Friday, June 18, 2010


I got to thinking the other day about how, while I'm not living the life I wanted to or expected to be living, I also probably wouldn't have gotten what I wanted even if T hadn't died, at least specifically around shared parenting and balanced personal time. Sure, it's an old story, and just about all women struggle with it. I would do well to remember, when I fantasize about other women's happy, intact families, that I would probably still have had a lot of weekend time with just me and B. T was a very active dad to his son D, which I was very much in favor of. I was proud of his dedication and commitment, and pleased to support him. Except when I wasn't... because there were occasions when I resented the time he spent on D, away from me and B. He mentioned once that it wasn't really fair -- if D were our child, instead of just his, he would be getting all sorts of brownie points from me for coaching basketball and baseball, going on cub scout camp-outs, taking D to birthday parties, and the like. Instead, as much as I wanted to be gracious and generous, it sometimes felt like he parented D and I parented B, and I didn't like it. In the very early days after B was born, I felt like we started developing a family identity, but somehow the coming and going of D (we had him every other weekday, and every other weekend) diluted the sense of wholeness, the sense of all being focused on the same thing together.
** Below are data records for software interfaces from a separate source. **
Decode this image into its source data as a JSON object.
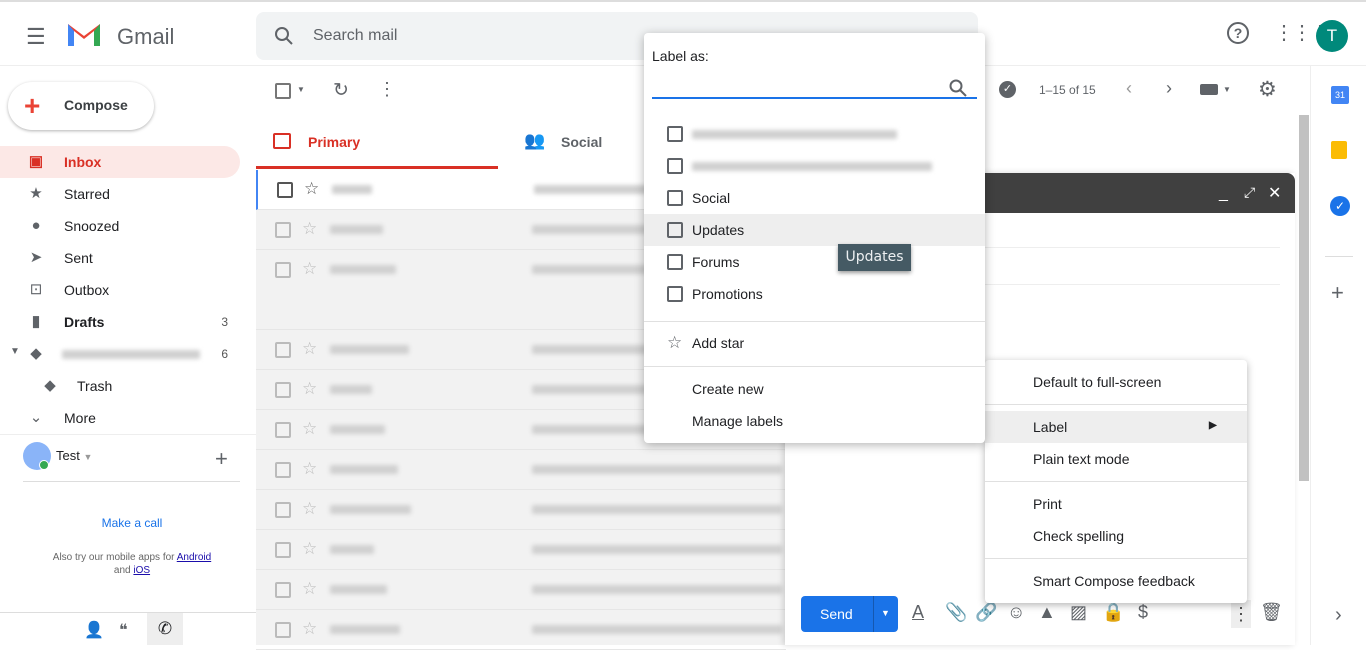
{
  "header": {
    "app_name": "Gmail",
    "search_placeholder": "Search mail",
    "avatar_letter": "T"
  },
  "sidebar": {
    "compose": "Compose",
    "items": [
      {
        "label": "Inbox",
        "icon": "inbox-icon",
        "active": true
      },
      {
        "label": "Starred",
        "icon": "star-icon"
      },
      {
        "label": "Snoozed",
        "icon": "clock-icon"
      },
      {
        "label": "Sent",
        "icon": "send-icon"
      },
      {
        "label": "Outbox",
        "icon": "outbox-icon"
      },
      {
        "label": "Drafts",
        "icon": "draft-icon",
        "count": "3"
      },
      {
        "label": "",
        "icon": "label-icon",
        "count": "6"
      },
      {
        "label": "Trash",
        "icon": "label-icon"
      },
      {
        "label": "More",
        "icon": "chevron-down-icon"
      }
    ],
    "hangouts": {
      "user": "Test",
      "make_call": "Make a call",
      "mobile_text": "Also try our mobile apps for",
      "android": "Android",
      "and": "and",
      "ios": "iOS"
    }
  },
  "toolbar": {
    "pagination": "1–15 of 15"
  },
  "tabs": [
    {
      "label": "Primary",
      "active": true
    },
    {
      "label": "Social"
    }
  ],
  "label_popup": {
    "title": "Label as:",
    "search_value": "",
    "options": [
      {
        "label": ""
      },
      {
        "label": ""
      },
      {
        "label": "Social"
      },
      {
        "label": "Updates",
        "hover": true
      },
      {
        "label": "Forums"
      },
      {
        "label": "Promotions"
      }
    ],
    "add_star": "Add star",
    "create_new": "Create new",
    "manage_labels": "Manage labels"
  },
  "tooltip": "Updates",
  "more_menu": {
    "items": [
      "Default to full-screen",
      "Label",
      "Plain text mode",
      "Print",
      "Check spelling",
      "Smart Compose feedback"
    ]
  },
  "compose": {
    "send": "Send"
  },
  "colors": {
    "accent": "#1a73e8",
    "primary_red": "#d93025",
    "tooltip_bg": "#455a64",
    "compose_header": "#404040"
  }
}
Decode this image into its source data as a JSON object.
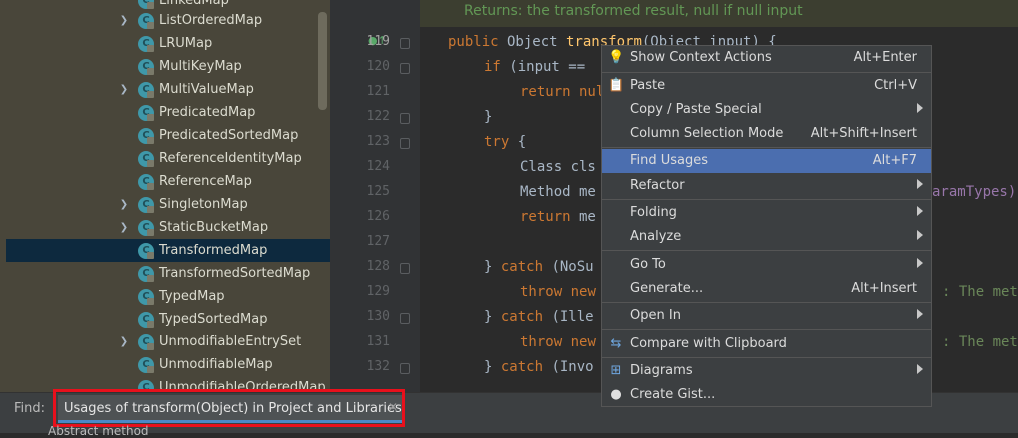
{
  "tree": {
    "items": [
      {
        "label": "LinkedMap",
        "arrow": false
      },
      {
        "label": "ListOrderedMap",
        "arrow": true
      },
      {
        "label": "LRUMap",
        "arrow": false
      },
      {
        "label": "MultiKeyMap",
        "arrow": false
      },
      {
        "label": "MultiValueMap",
        "arrow": true
      },
      {
        "label": "PredicatedMap",
        "arrow": false
      },
      {
        "label": "PredicatedSortedMap",
        "arrow": false
      },
      {
        "label": "ReferenceIdentityMap",
        "arrow": false
      },
      {
        "label": "ReferenceMap",
        "arrow": false
      },
      {
        "label": "SingletonMap",
        "arrow": true
      },
      {
        "label": "StaticBucketMap",
        "arrow": true
      },
      {
        "label": "TransformedMap",
        "arrow": false,
        "selected": true
      },
      {
        "label": "TransformedSortedMap",
        "arrow": false
      },
      {
        "label": "TypedMap",
        "arrow": false
      },
      {
        "label": "TypedSortedMap",
        "arrow": false
      },
      {
        "label": "UnmodifiableEntrySet",
        "arrow": true
      },
      {
        "label": "UnmodifiableMap",
        "arrow": false
      },
      {
        "label": "UnmodifiableOrderedMap",
        "arrow": false
      }
    ]
  },
  "editor": {
    "doc_comment": "Returns: the transformed result, null if null input",
    "line_numbers": [
      "119",
      "120",
      "121",
      "122",
      "123",
      "124",
      "125",
      "126",
      "127",
      "128",
      "129",
      "130",
      "131",
      "132"
    ],
    "lines": {
      "l119_kw": "public",
      "l119_type": " Object ",
      "l119_fn": "transform",
      "l119_rest": "(Object input) {",
      "l120_kw": "if",
      "l120_rest": " (input ==",
      "l121_kw": "return",
      "l121_rest": " nul",
      "l122": "}",
      "l123_kw": "try",
      "l123_rest": " {",
      "l124": "Class cls",
      "l125": "Method me",
      "l125_tail": "aramTypes)",
      "l126_kw": "return",
      "l126_rest": " me",
      "l128_pre": "} ",
      "l128_kw": "catch",
      "l128_rest": " (NoSu",
      "l129_kw": "throw",
      "l129_kw2": " new",
      "l129_tail": ": The met",
      "l130_pre": "} ",
      "l130_kw": "catch",
      "l130_rest": " (Ille",
      "l131_kw": "throw",
      "l131_kw2": " new",
      "l131_tail": ": The met",
      "l132_pre": "} ",
      "l132_kw": "catch",
      "l132_rest": " (Invo"
    }
  },
  "context_menu": {
    "show_context_actions": {
      "label": "Show Context Actions",
      "shortcut": "Alt+Enter"
    },
    "paste": {
      "label": "Paste",
      "shortcut": "Ctrl+V"
    },
    "copy_paste_special": {
      "label": "Copy / Paste Special"
    },
    "column_selection_mode": {
      "label": "Column Selection Mode",
      "shortcut": "Alt+Shift+Insert"
    },
    "find_usages": {
      "label": "Find Usages",
      "shortcut": "Alt+F7"
    },
    "refactor": {
      "label": "Refactor"
    },
    "folding": {
      "label": "Folding"
    },
    "analyze": {
      "label": "Analyze"
    },
    "go_to": {
      "label": "Go To"
    },
    "generate": {
      "label": "Generate...",
      "shortcut": "Alt+Insert"
    },
    "open_in": {
      "label": "Open In"
    },
    "compare_clipboard": {
      "label": "Compare with Clipboard"
    },
    "diagrams": {
      "label": "Diagrams"
    },
    "create_gist": {
      "label": "Create Gist..."
    }
  },
  "find_bar": {
    "label": "Find:",
    "tab_label": "Usages of transform(Object) in Project and Libraries",
    "below_text": "Abstract method"
  },
  "colors": {
    "selection": "#4b6eaf",
    "highlight_box": "#e8101c",
    "keyword": "#cc7832",
    "function": "#ffc66d"
  }
}
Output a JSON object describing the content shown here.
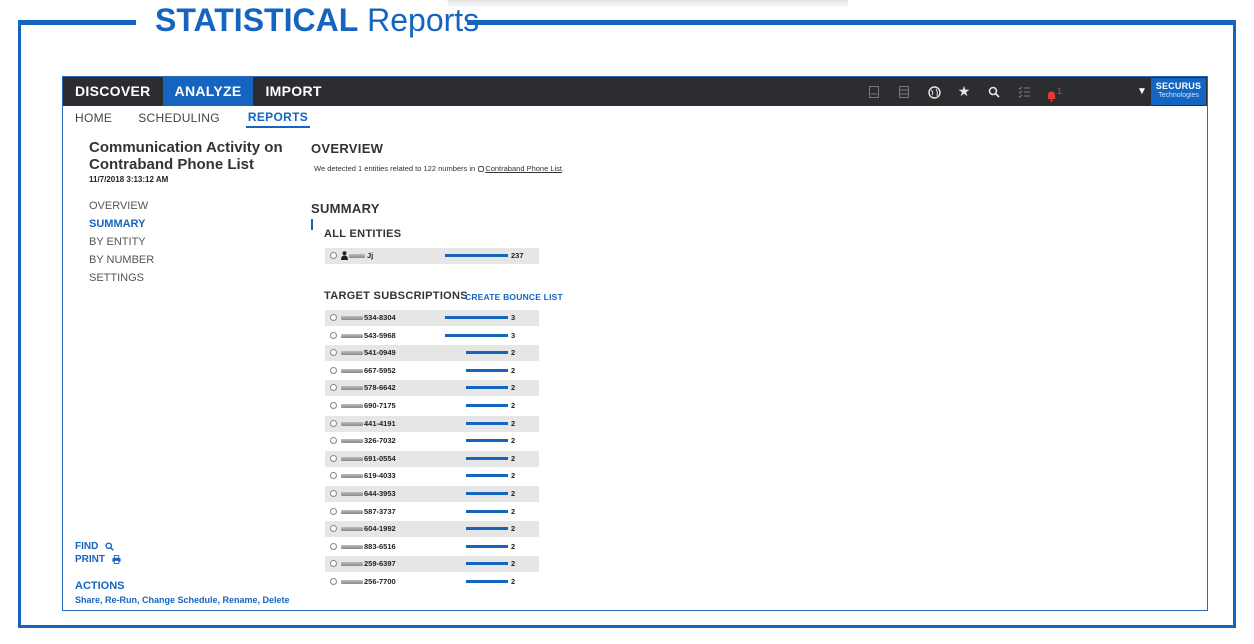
{
  "banner": {
    "title_bold": "STATISTICAL",
    "title_rest": " Reports"
  },
  "topnav": {
    "tabs": [
      {
        "label": "DISCOVER",
        "active": false
      },
      {
        "label": "ANALYZE",
        "active": true
      },
      {
        "label": "IMPORT",
        "active": false
      }
    ],
    "icons": [
      "document-icon",
      "spreadsheet-icon",
      "globe-icon",
      "star-icon",
      "search-icon",
      "checklist-icon",
      "bell-icon"
    ],
    "notification_count": "1",
    "brand_name": "SECURUS",
    "brand_sub": "Technologies"
  },
  "subnav": {
    "tabs": [
      {
        "label": "HOME",
        "active": false
      },
      {
        "label": "SCHEDULING",
        "active": false
      },
      {
        "label": "REPORTS",
        "active": true
      }
    ]
  },
  "report": {
    "title": "Communication Activity on Contraband Phone List",
    "date": "11/7/2018 3:13:12 AM",
    "nav": [
      {
        "label": "OVERVIEW",
        "active": false
      },
      {
        "label": "SUMMARY",
        "active": true
      },
      {
        "label": "BY ENTITY",
        "active": false
      },
      {
        "label": "BY NUMBER",
        "active": false
      },
      {
        "label": "SETTINGS",
        "active": false
      }
    ],
    "find_label": "FIND",
    "print_label": "PRINT",
    "actions_title": "ACTIONS",
    "actions_links": "Share, Re-Run, Change Schedule, Rename, Delete"
  },
  "overview": {
    "heading": "OVERVIEW",
    "text_before": "We detected 1 entities related to 122 numbers in ",
    "list_link": "Contraband Phone List",
    "text_after": "."
  },
  "summary": {
    "heading": "SUMMARY",
    "all_entities_heading": "ALL ENTITIES",
    "entities": [
      {
        "label": "Jj",
        "value": 237
      }
    ],
    "target_heading": "TARGET SUBSCRIPTIONS",
    "create_bounce_label": "CREATE BOUNCE LIST",
    "subscriptions": [
      {
        "label": "534-8304",
        "value": 3
      },
      {
        "label": "543-5968",
        "value": 3
      },
      {
        "label": "541-0949",
        "value": 2
      },
      {
        "label": "667-5952",
        "value": 2
      },
      {
        "label": "578-6642",
        "value": 2
      },
      {
        "label": "690-7175",
        "value": 2
      },
      {
        "label": "441-4191",
        "value": 2
      },
      {
        "label": "326-7032",
        "value": 2
      },
      {
        "label": "691-0554",
        "value": 2
      },
      {
        "label": "619-4033",
        "value": 2
      },
      {
        "label": "644-3953",
        "value": 2
      },
      {
        "label": "587-3737",
        "value": 2
      },
      {
        "label": "604-1992",
        "value": 2
      },
      {
        "label": "883-6516",
        "value": 2
      },
      {
        "label": "259-6397",
        "value": 2
      },
      {
        "label": "256-7700",
        "value": 2
      }
    ]
  },
  "colors": {
    "accent": "#1565c0",
    "nav_bg": "#2b2d30",
    "row_shade": "#e6e6e6",
    "alert": "#e53935"
  }
}
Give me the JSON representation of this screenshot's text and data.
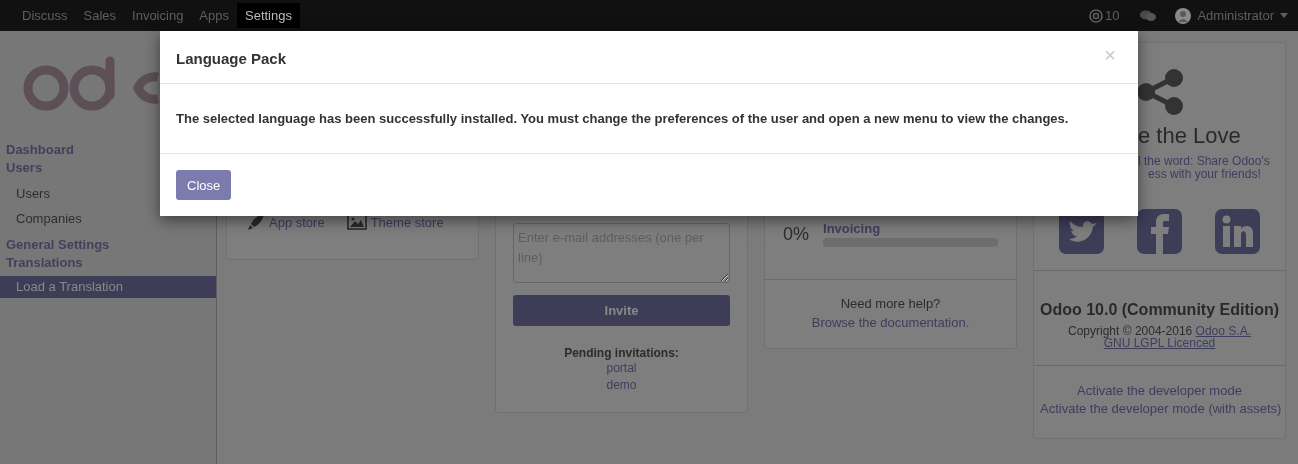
{
  "navbar": {
    "apps": [
      {
        "label": "Discuss",
        "selected": false
      },
      {
        "label": "Sales",
        "selected": false
      },
      {
        "label": "Invoicing",
        "selected": false
      },
      {
        "label": "Apps",
        "selected": false
      },
      {
        "label": "Settings",
        "selected": true
      }
    ],
    "mentions": "10",
    "user": "Administrator"
  },
  "sidebar": {
    "items": [
      {
        "label": "Dashboard",
        "kind": "heading",
        "selected": false
      },
      {
        "label": "Users",
        "kind": "heading",
        "selected": false
      },
      {
        "label": "Users",
        "kind": "item",
        "selected": false
      },
      {
        "label": "Companies",
        "kind": "item",
        "selected": false
      },
      {
        "label": "General Settings",
        "kind": "heading",
        "selected": false
      },
      {
        "label": "Translations",
        "kind": "heading",
        "selected": false
      },
      {
        "label": "Load a Translation",
        "kind": "item",
        "selected": true
      }
    ]
  },
  "apps_card": {
    "links": [
      "App store",
      "Theme store"
    ]
  },
  "invite_card": {
    "placeholder": "Enter e-mail addresses (one per line)",
    "button": "Invite",
    "pending_title": "Pending invitations:",
    "pending": [
      "portal",
      "demo"
    ]
  },
  "progress_card": {
    "percent": "0%",
    "step": "Invoicing",
    "level": 0,
    "help_text": "Need more help?",
    "help_link": "Browse the documentation."
  },
  "share_card": {
    "heading": "e the Love",
    "lines": [
      "l the word: Share Odoo's",
      "ess with your friends!"
    ],
    "version": "Odoo 10.0 (Community Edition)",
    "copyright": "Copyright © 2004-2016",
    "company_link": "Odoo S.A.",
    "license_link": "GNU LGPL Licenced",
    "developer_links": [
      "Activate the developer mode",
      "Activate the developer mode (with assets)"
    ]
  },
  "dialog": {
    "title": "Language Pack",
    "close_icon": "×",
    "message": "The selected language has been successfully installed. You must change the preferences of the user and open a new menu to view the changes.",
    "button": "Close"
  }
}
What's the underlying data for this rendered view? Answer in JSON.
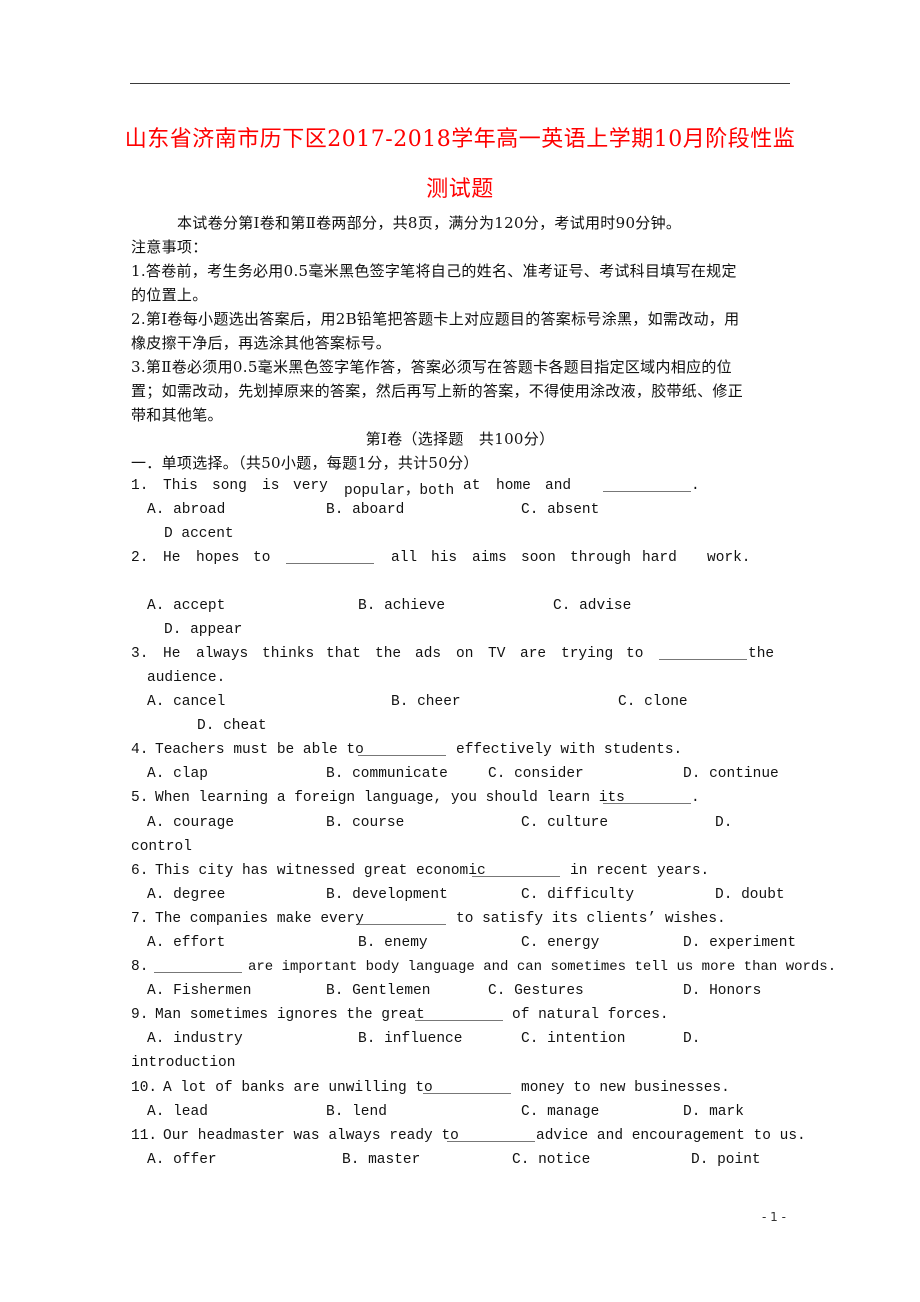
{
  "document": {
    "title_line1": "山东省济南市历下区2017-2018学年高一英语上学期10月阶段性监",
    "title_line2": "测试题",
    "intro": "本试卷分第Ⅰ卷和第Ⅱ卷两部分，共8页，满分为120分，考试用时90分钟。",
    "notice_heading": "注意事项：",
    "notice_items": [
      {
        "line1": "1.答卷前，考生务必用0.5毫米黑色签字笔将自己的姓名、准考证号、考试科目填写在规定",
        "line2": "的位置上。"
      },
      {
        "line1": "2.第Ⅰ卷每小题选出答案后，用2B铅笔把答题卡上对应题目的答案标号涂黑，如需改动，用",
        "line2": "橡皮擦干净后，再选涂其他答案标号。"
      },
      {
        "line1": "3.第Ⅱ卷必须用0.5毫米黑色签字笔作答，答案必须写在答题卡各题目指定区域内相应的位",
        "line2": "置；如需改动，先划掉原来的答案，然后再写上新的答案，不得使用涂改液，胶带纸、修正",
        "line3": "带和其他笔。"
      }
    ],
    "part_heading": "第Ⅰ卷（选择题　共100分）",
    "section_heading": "一．单项选择。（共50小题，每题1分，共计50分）",
    "questions": [
      {
        "num": "1.",
        "stem": [
          "This",
          "song",
          "is",
          "very",
          "popular，both",
          "at",
          "home",
          "and"
        ],
        "after": ".",
        "options": [
          "A. abroad",
          "B.  aboard",
          "C.  absent",
          "D  accent"
        ]
      },
      {
        "num": "2.",
        "stem_before": [
          "He",
          "hopes",
          "to"
        ],
        "stem_after": [
          "all",
          "his",
          "aims",
          "soon",
          "through",
          "hard",
          "work."
        ],
        "options": [
          "A.  accept",
          "B.  achieve",
          "C.  advise",
          "D.  appear"
        ]
      },
      {
        "num": "3.",
        "stem_before": [
          "He",
          "always",
          "thinks",
          "that",
          "the",
          "ads",
          "on",
          "TV",
          "are",
          "trying",
          "to"
        ],
        "stem_after": "the",
        "continuation": "audience.",
        "options": [
          "A.  cancel",
          "B.  cheer",
          "C.  clone",
          "D.  cheat"
        ]
      },
      {
        "num": "4.",
        "stem_before": "Teachers must be able to",
        "stem_after": "effectively with students.",
        "options": [
          "A. clap",
          "B. communicate",
          "C. consider",
          "D. continue"
        ]
      },
      {
        "num": "5.",
        "stem_before": "When learning a foreign language, you should learn its",
        "stem_after": ".",
        "options": [
          "A. courage",
          "B. course",
          "C. culture",
          "D."
        ],
        "wrap_option": "control"
      },
      {
        "num": "6.",
        "stem_before": "This city has witnessed great economic",
        "stem_after": "in recent years.",
        "options": [
          "A. degree",
          "B. development",
          "C. difficulty",
          "D. doubt"
        ]
      },
      {
        "num": "7.",
        "stem_before": "The companies make every",
        "stem_after": "to satisfy its clients’ wishes.",
        "options": [
          "A. effort",
          "B. enemy",
          "C. energy",
          "D. experiment"
        ]
      },
      {
        "num": "8.",
        "stem_before": "",
        "stem_after": "are important body language and can sometimes tell us more than words.",
        "options": [
          "A. Fishermen",
          "B. Gentlemen",
          "C. Gestures",
          "D. Honors"
        ]
      },
      {
        "num": "9.",
        "stem_before": "Man sometimes ignores the great",
        "stem_after": "of natural forces.",
        "options": [
          "A. industry",
          "B. influence",
          "C. intention",
          "D."
        ],
        "wrap_option": "introduction"
      },
      {
        "num": "10.",
        "stem_before": "A lot of banks are unwilling to",
        "stem_after": "money to new businesses.",
        "options": [
          "A. lead",
          "B. lend",
          "C. manage",
          "D. mark"
        ]
      },
      {
        "num": "11.",
        "stem_before": "Our headmaster was always ready to",
        "stem_after": "advice and encouragement to us.",
        "options": [
          "A. offer",
          "B. master",
          "C. notice",
          "D. point"
        ]
      }
    ],
    "page_number": "- 1 -"
  }
}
It also meant that often enough, on the weekend, T would be off coaching, or camping, and I would be home alone with B. Or at a mom's group play date -- I belonged to several because having company in the new world of parenting ended up being very important to me. And when we vacationed, it was the four of us. Other than those very early days and weeks when T was a very hands-on, equal partner in figuring out the newborn stuff, I don't remember much that involved just the three of us. Maybe things would have changed as B grew, and D's needs evolved as well, and again, I wouldn't have wanted T to have been a less involved parent. I guess it seemed to me at the time that he was more involved with D than with B, because he counted on me to carry the load with B, and as a much older child, D's needs were more time-consuming, or at least time-specific.

I raised the issue not long before T died. I felt a little petty doing so, because I was asking T to be more of an equal partner knowing that he had a whole additional responsibility in D. Maybe if I hadn't felt somewhat under-appreciated by T in general, I would have had more capacity to be OK with the lopsided situation. However, after that conversation, T started getting up in the mornings while I was showering to start B's morning routine. I would take over, usually during or just after the diaper change. It was a small thing, but it helped. I don't know what would have helped with the weekend situation; and it doesn't matter now.

But I do recognize that some of my grief is in recognition of what I didn't have, along side the pain of losing what I did have.

1 comment:

  1. I get where you are coming from. In our case, my husband co-owned the family farm and spent many, many weekends there while I held the fort .... and the kids.
    It was only last week when I was moaning to a workmate about having to take the kids to the school fete AGAIN by myself and she said "you know, you've really always done these things by yourself anyway, so it's not that much differnt". Much as I hate to say it, she was right.